The construction industry has a significant focus on workplace health and safety (WHS). Make sure you understand the requirements in your state or territory.
Job finding tip
There are multiple career opportunities in construction. It is important to choose work that you enjoy and are capable of doing. Research potential long-term prospects such as options to move around or up in the industry as you build your skills. Only about half (49.1%) of the employers in construction advertise on online jobs boars, such as Seek and CareerOne. Over a third of employers (36.5%) fill vacancies using word of mouth. It is important to let people know when you are looking for work, as people with experience in the industry are often likely to know who is looking for staff.
Still wondering about your career path?
Check out the School Leavers Information Kit to see if this is the right option for you. The kit can give you tailored information about education, training and work options as you take your next steps.
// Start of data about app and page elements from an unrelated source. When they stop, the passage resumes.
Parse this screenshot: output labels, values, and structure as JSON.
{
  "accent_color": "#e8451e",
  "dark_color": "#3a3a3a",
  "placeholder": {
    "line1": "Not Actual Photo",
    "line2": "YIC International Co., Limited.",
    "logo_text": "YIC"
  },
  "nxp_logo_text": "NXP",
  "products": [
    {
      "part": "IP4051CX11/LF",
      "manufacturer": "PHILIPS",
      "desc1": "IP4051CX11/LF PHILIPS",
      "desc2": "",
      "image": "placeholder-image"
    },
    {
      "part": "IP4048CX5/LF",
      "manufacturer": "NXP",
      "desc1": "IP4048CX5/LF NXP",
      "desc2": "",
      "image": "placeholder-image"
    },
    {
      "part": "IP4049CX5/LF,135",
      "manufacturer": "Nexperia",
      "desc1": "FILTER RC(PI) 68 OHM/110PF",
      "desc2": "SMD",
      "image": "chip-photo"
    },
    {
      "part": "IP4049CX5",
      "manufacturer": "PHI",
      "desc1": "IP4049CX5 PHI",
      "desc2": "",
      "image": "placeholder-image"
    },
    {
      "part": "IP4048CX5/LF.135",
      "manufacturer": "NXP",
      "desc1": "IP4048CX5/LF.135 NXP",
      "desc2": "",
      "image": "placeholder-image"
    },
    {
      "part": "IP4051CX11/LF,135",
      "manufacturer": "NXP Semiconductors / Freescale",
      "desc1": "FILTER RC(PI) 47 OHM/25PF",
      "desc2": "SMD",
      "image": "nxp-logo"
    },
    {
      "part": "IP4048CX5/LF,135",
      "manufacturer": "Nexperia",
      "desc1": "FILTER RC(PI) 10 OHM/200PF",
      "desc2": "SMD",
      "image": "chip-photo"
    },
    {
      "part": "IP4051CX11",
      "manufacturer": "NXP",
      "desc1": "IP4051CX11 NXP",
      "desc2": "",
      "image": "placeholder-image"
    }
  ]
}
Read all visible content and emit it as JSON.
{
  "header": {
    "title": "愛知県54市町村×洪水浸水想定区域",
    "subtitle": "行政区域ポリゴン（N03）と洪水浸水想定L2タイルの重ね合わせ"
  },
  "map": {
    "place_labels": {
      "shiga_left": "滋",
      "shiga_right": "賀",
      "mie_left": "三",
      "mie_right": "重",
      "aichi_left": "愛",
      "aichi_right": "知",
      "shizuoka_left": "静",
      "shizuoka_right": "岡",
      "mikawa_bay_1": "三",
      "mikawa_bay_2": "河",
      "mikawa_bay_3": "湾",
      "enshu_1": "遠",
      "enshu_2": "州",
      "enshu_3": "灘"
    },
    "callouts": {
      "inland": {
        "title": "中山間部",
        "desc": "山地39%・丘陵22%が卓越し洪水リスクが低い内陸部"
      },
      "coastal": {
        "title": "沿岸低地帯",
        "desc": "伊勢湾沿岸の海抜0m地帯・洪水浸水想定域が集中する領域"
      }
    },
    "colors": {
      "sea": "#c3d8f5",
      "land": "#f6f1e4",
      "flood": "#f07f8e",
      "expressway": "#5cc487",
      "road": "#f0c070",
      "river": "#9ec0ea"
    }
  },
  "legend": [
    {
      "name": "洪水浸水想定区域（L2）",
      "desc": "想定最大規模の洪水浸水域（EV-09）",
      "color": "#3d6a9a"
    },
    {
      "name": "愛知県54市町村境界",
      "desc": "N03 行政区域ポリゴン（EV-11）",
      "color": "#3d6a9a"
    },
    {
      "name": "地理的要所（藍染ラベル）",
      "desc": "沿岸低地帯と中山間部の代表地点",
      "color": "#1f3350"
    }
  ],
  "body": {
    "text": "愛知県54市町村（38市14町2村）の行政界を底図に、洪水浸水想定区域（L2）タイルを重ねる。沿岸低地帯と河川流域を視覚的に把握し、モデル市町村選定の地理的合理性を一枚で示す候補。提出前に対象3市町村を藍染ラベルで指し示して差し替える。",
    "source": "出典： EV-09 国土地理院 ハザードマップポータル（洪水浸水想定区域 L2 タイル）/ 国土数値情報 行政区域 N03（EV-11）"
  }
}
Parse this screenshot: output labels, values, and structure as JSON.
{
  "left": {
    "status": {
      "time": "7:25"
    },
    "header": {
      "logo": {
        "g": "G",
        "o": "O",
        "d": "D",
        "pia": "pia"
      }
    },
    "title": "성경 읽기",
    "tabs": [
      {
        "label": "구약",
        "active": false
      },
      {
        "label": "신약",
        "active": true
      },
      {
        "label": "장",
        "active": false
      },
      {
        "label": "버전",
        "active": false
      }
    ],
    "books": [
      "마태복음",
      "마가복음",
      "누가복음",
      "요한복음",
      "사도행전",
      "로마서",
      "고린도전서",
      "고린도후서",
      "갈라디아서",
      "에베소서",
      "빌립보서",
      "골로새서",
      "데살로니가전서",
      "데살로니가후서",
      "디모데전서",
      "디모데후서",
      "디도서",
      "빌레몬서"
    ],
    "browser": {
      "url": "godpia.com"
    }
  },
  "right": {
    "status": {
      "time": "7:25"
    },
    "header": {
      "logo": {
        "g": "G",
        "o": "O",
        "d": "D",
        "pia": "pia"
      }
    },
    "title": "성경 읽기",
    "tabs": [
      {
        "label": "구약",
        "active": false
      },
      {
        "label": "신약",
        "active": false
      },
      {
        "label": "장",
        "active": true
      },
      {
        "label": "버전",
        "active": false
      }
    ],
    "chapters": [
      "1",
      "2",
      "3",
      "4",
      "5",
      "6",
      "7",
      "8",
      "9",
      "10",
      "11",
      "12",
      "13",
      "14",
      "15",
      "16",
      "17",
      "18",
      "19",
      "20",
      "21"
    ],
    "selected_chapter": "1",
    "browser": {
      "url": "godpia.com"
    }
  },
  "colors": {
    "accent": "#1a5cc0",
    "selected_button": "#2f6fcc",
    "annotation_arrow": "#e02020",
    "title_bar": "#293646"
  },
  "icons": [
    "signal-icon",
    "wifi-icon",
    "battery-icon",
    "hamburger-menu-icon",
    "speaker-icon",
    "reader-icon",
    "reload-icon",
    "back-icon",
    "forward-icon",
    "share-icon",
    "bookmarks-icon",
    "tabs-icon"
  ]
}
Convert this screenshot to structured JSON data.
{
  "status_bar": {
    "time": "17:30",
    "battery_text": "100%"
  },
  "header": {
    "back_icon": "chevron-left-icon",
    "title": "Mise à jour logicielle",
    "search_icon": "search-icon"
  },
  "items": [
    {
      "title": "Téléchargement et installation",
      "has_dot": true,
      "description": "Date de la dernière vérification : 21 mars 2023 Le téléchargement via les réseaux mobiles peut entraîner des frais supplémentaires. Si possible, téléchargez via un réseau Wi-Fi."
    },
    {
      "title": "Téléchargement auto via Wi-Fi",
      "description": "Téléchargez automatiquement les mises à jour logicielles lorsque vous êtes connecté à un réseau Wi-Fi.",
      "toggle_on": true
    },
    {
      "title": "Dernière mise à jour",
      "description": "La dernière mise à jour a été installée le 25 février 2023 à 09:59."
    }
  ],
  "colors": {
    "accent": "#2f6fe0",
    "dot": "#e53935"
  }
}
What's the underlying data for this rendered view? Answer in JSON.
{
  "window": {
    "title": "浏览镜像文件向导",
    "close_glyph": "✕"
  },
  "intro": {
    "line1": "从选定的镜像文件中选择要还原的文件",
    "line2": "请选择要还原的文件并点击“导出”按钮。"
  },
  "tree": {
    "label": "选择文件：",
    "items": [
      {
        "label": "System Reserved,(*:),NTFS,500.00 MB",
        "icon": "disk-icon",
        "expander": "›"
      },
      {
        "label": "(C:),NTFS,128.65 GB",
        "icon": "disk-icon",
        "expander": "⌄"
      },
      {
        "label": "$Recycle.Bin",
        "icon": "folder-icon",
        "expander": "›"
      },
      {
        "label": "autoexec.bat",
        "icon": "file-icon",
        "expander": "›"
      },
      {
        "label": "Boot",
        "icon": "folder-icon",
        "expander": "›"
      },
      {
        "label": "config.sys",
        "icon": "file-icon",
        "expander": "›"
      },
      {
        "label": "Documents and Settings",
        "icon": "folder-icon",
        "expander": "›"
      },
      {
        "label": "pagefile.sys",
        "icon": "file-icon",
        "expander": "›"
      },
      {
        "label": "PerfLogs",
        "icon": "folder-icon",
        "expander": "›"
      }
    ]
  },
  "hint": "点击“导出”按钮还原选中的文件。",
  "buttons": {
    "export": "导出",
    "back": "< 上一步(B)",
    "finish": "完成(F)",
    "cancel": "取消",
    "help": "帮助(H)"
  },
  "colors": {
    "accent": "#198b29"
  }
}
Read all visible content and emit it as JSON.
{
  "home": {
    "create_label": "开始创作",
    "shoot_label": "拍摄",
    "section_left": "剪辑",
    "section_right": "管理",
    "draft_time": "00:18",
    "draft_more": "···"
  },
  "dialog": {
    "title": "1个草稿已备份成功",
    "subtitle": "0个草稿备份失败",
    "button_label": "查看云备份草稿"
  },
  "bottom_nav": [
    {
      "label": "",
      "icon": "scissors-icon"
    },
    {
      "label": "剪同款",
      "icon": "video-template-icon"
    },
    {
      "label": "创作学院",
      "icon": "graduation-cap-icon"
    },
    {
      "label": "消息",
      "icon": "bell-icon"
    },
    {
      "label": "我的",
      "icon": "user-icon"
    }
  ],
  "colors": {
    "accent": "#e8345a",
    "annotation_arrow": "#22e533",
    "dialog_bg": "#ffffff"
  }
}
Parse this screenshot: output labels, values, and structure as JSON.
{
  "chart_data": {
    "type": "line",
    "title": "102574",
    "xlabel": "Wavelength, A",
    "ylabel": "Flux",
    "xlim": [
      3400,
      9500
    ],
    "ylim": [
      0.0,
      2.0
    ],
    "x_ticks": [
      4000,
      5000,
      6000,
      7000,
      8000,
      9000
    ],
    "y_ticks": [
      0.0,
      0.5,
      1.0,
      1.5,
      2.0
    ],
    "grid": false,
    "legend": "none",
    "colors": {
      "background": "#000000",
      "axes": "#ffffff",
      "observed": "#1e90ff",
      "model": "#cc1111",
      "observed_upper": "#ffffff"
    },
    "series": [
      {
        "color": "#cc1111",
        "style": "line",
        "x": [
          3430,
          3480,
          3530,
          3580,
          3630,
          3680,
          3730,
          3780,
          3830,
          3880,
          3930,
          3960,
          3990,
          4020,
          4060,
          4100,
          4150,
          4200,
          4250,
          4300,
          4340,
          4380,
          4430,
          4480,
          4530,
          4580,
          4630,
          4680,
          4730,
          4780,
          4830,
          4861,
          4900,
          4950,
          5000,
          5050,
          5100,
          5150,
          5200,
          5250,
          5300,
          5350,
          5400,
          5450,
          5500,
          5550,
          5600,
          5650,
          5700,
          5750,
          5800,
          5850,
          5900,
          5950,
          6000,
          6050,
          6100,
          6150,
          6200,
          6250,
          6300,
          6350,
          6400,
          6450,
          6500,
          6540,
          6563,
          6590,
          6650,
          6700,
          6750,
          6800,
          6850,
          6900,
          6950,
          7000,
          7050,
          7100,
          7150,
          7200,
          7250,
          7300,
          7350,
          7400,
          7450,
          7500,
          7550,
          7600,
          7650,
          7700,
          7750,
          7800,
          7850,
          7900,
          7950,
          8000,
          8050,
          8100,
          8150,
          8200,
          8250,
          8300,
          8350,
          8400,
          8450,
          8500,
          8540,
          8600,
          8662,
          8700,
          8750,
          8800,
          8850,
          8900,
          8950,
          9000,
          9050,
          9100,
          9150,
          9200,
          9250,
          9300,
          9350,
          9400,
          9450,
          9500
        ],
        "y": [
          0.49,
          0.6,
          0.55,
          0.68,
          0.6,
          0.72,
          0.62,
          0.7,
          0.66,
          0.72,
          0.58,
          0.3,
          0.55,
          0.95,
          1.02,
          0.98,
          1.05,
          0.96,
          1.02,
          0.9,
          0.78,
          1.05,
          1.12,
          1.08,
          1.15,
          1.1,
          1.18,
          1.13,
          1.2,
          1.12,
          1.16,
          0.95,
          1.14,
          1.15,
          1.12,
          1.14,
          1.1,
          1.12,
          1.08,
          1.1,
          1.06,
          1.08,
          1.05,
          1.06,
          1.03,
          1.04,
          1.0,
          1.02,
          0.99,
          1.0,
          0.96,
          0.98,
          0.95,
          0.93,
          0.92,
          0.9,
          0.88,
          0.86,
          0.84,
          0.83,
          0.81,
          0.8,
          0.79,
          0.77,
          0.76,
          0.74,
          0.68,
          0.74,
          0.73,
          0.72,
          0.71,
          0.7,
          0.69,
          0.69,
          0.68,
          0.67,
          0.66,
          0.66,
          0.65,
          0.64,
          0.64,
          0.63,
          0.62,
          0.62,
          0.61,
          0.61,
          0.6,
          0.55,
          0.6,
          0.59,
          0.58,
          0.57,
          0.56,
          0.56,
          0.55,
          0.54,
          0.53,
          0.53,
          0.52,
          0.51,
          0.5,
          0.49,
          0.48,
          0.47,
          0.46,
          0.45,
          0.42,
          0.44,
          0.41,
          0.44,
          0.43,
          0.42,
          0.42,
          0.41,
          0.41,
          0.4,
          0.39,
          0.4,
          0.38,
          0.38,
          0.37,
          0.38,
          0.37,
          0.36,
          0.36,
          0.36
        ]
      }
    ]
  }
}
If you’d like to talk to someone about a career in the construction industry, you can contact the School Leavers Information Service on 1800 CAREER or text SLIS2020 to 0429 009 435. This service can provide more tailored support about your options and the training opportunities that suit you including help polishing your resume or where to find jobs and training.
More tips to start you on your way
- Speak to your friends, your parents/guardians, your career adviser/teachers.
- Visit further information on this website about how you can:
- Be inspired by the career stories of the Australian VET Alumni.
If your wellbeing is being impacted by COVID-19 but you don’t know where to start looking for support, the COVID-19 support page has some information and links that could assist you.
Warwick Johnstone was 17 when he enrolled in an Australian School-based Apprenticeship in carpentry and joinery.
In his second year, his outstanding achievements in the trade saw him named the Australian School-based Apprentice of the Year at the 2007 Australian Training Awards.
“My Australian School-based Apprenticeship helped me grow up and become independent at a young age,” Warwick said.
“I developed a skillset that I will have for life while completing secondary school which left the option of university study open.
“I had the opportunity to step up into leadership roles throughout my apprenticeship as a leading hand and eventually a site supervisor.”
Warwick said he enjoys his career in the building industry and commenced a Bachelor of Construction Management.
Warwick is now employed by a commercial construction company in Melbourne as a senior estimator for Hutchinson Builders.
“As an estimator, I’ve found it much easier coming from a trade- based background. I have learnt to speak the same language as the sub-contractors and their staff. Without that knowledge in the back of my mind my work would be much harder,” Warwick said.
He has this advice for secondary school students considering an Australian School-based Apprenticeship:
“I think it’s important for everyone entering the trades to know that an apprenticeship is a dynamic career path and can lead you in many directions that may not be clear right now but will continually change, and one day become clear!
“Don’t be daunted by the opportunities in front of you - it is rare that anyone at a young age has a clear idea of exactly what they want to do. Shortlist a few trades you are interested in and approach local businesses to do some work experience.
“Initially, you will be out of your comfort zone, but remember that just because you choose a certain job it does not mean you are committed to that job for the rest of your life.
“There are so many opportunities to move into different areas of your industry or a completely different industry once you are qualified.”